Just like at lunch, the food was wonderful. I chose Indonesian fish soup, tofu curry (delicious!), an authentic peanut sauce, fried rice, papaya salad, shrimp, vegetables, and coconut pudding, plus half of Mitsu’s chocolate macadamia nut brownie. There were also fun drinks like cucumber water, chai and green tea with honey. It was all very healthy (minus the dessert), but so good that I forsee some overeating in my future.
Towards the end of the meal, a girl named Siobhan showed up at our table. She’s in her early 20s, taking a break from pursuing a degree in writing at the New School. A kindred spirit! She writes poetry and non-fiction, and she looks like Kristen Stewart. I think we might be friends.
After dinner, I tagged along with a group of women to a labyrinth on the property. The woman running the full moon ceremony was named Aya. She explained the significance and history of labyrinths, then shared a spiritual perspective on the full moon. Aya looked like a glowing moon goddess herself, with long curly blonde hair, a white t-shirt and white pants.
After Aya’s talk, we entered the labyrinth one at a time, and walked about two-thirds of the way before the next person began. The moon, which will be 100% full around 6 a.m. tomorrow morning, was very bright, illuminating the path along with the candles set up at each turn. It was a beautiful sight.
As I stepped into the labyrinth, I felt pretty nervous. What if I couldn’t see the stone turns in the dark and messed up with everyone watching? How embarrassing to get “lost” on what was essentially a one-way street with the whole line looking on.
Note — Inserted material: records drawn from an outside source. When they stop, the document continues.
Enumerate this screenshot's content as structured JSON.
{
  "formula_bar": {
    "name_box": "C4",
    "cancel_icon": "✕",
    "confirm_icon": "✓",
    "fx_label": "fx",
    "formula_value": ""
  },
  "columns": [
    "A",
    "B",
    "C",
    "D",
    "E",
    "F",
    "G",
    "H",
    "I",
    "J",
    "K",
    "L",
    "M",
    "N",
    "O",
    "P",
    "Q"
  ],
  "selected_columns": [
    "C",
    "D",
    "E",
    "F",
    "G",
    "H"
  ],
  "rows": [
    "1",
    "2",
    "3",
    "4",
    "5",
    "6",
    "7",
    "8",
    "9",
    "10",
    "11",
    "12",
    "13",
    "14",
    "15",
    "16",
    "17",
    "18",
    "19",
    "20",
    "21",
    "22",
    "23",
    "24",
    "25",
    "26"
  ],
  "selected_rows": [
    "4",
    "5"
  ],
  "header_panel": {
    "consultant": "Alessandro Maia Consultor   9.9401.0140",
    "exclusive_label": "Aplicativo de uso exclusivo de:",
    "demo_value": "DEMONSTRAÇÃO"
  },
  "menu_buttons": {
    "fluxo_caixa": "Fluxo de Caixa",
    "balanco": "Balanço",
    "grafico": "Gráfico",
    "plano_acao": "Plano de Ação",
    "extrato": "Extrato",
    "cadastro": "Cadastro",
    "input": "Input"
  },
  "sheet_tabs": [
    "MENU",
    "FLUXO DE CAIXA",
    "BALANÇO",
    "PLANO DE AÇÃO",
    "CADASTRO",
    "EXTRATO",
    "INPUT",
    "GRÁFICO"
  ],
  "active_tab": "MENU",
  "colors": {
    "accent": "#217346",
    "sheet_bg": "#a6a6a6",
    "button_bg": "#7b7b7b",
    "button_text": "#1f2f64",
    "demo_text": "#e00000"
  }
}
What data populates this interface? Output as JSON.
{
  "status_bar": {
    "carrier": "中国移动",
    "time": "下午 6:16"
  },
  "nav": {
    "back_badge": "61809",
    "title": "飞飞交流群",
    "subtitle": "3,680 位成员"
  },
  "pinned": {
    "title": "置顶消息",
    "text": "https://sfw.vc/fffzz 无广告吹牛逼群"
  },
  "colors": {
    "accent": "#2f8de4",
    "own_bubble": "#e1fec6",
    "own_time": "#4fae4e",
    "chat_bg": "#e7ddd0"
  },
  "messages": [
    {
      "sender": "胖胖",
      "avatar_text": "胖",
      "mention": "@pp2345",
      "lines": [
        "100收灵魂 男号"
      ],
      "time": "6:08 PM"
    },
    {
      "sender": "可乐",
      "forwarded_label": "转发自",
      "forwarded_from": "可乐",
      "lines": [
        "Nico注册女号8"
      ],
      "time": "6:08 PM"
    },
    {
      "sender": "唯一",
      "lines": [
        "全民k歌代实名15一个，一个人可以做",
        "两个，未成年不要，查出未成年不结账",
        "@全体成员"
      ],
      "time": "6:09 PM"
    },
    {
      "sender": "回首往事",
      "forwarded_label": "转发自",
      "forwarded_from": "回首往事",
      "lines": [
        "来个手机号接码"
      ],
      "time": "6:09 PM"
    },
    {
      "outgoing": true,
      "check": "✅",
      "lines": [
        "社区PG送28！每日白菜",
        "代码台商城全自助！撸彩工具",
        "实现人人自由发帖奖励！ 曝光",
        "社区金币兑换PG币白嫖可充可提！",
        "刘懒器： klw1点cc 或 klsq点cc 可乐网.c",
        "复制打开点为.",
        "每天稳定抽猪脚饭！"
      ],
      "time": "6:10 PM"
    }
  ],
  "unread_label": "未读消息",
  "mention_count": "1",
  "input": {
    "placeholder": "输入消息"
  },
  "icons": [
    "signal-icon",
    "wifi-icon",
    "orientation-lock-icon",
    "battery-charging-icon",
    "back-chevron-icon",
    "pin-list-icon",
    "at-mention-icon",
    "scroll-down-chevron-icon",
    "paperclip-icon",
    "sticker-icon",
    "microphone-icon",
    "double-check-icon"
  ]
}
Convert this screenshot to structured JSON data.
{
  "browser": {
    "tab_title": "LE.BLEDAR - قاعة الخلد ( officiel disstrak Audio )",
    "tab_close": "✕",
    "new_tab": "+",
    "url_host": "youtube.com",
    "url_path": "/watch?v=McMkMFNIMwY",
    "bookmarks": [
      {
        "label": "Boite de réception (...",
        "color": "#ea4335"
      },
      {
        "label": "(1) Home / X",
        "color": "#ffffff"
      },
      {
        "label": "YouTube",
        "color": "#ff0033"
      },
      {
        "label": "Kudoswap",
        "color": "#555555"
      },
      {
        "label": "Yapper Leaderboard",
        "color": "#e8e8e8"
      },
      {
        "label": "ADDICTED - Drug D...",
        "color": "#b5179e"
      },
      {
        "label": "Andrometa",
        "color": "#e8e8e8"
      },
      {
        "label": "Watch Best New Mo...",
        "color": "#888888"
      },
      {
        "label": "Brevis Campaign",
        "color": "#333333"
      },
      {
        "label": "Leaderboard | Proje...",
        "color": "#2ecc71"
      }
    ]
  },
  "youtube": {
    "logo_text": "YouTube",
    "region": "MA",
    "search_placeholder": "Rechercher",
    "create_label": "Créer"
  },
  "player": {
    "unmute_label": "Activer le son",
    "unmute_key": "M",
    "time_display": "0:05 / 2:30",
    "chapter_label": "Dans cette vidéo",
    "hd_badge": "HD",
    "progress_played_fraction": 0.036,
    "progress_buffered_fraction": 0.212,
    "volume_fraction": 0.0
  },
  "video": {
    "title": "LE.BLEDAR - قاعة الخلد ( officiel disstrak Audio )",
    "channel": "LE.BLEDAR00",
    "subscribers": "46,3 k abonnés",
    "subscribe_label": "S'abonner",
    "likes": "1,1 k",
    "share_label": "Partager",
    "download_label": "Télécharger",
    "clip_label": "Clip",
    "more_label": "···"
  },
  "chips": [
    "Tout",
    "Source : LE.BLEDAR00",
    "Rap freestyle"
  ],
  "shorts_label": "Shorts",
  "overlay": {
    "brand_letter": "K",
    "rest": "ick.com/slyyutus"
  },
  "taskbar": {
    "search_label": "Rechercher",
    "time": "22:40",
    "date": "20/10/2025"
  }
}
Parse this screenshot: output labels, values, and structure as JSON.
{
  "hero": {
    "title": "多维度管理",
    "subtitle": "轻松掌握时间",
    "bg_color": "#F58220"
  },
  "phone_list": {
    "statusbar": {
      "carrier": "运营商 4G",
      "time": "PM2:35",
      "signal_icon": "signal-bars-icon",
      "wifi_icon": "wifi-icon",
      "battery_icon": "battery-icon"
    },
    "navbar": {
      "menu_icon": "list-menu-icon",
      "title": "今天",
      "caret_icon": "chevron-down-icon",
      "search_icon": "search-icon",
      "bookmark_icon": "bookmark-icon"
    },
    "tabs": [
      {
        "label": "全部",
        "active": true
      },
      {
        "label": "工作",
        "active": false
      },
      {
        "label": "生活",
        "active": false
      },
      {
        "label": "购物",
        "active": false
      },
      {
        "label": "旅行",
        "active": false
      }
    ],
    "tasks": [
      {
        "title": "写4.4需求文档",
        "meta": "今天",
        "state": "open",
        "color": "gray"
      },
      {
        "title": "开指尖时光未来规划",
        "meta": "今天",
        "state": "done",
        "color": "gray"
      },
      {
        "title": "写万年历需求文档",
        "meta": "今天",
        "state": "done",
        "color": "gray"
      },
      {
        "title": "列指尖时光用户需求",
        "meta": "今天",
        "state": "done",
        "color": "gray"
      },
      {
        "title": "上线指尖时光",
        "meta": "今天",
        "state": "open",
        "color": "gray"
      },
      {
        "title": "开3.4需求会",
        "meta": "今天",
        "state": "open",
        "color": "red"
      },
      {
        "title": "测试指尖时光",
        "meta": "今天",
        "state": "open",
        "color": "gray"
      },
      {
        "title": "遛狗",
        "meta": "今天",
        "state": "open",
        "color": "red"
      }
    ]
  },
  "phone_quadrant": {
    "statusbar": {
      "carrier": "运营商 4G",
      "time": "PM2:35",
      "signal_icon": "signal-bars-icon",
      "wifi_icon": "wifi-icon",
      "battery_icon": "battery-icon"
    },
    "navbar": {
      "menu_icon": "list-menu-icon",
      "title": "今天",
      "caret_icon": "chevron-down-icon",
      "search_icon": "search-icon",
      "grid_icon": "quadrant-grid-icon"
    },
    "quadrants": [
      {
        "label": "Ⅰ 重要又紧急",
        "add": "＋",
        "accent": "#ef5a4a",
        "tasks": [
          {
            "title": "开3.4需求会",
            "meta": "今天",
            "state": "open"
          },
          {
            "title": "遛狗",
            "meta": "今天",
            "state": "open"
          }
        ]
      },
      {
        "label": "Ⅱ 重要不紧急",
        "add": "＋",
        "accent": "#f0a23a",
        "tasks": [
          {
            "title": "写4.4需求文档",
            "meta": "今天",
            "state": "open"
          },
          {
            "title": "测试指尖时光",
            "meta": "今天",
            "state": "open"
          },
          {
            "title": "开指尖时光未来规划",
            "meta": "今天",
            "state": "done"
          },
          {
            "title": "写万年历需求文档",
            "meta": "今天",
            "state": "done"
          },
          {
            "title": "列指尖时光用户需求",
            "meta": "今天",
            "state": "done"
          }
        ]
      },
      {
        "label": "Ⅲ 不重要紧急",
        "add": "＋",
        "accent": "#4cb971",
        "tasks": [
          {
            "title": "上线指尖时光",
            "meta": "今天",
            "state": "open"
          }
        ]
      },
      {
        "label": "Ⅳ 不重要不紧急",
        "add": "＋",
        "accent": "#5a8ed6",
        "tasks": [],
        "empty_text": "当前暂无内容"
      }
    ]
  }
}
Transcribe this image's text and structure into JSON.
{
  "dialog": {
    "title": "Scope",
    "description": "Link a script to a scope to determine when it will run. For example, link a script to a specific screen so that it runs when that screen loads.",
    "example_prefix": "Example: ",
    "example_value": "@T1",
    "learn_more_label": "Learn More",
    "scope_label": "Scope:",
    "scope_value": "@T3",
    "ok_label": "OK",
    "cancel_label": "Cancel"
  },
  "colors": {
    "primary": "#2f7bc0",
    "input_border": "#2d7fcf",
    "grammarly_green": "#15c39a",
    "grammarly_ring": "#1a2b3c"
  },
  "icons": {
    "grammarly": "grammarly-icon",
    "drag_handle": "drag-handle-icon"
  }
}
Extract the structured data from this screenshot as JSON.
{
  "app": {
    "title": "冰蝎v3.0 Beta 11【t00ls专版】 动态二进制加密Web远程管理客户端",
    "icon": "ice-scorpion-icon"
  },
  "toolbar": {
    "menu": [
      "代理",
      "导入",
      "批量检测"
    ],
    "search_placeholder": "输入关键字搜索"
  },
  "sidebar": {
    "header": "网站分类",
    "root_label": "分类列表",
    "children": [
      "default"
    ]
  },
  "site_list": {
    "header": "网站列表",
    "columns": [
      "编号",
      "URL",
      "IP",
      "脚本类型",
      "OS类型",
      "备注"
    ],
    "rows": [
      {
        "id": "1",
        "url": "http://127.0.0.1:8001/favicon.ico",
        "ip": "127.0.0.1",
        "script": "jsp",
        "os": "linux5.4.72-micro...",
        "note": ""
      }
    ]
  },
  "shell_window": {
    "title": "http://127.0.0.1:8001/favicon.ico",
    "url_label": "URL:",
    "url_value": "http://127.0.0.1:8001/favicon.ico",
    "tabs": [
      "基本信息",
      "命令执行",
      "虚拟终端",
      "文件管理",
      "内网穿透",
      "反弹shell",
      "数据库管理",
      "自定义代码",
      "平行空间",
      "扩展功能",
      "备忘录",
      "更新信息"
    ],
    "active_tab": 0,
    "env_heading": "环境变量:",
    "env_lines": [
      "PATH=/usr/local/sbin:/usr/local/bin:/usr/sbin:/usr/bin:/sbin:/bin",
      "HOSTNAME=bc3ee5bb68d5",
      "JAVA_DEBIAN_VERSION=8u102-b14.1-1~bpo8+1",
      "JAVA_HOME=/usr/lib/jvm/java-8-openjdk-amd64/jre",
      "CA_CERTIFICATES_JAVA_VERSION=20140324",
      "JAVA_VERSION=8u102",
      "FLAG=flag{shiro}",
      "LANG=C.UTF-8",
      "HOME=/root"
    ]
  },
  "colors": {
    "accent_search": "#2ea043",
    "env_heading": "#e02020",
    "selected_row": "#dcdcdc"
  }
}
As I walked, I drew a parallel between my feelings and the uncertainty of life in general. As I started to walk, I considered the symbolism of moving forward, even when you’re not totally sure if it’s the right direction. At one point, I thought I’d stepped over a turn by accident, but I kept going and later found out I was on the right track after all. It made me think about the importance of keeping the faith during the dark, stumbly, fearful and intensely uncertain parts of the journey. The hotel room in Honolulu, where I woke up this morning, already feels like ages ago.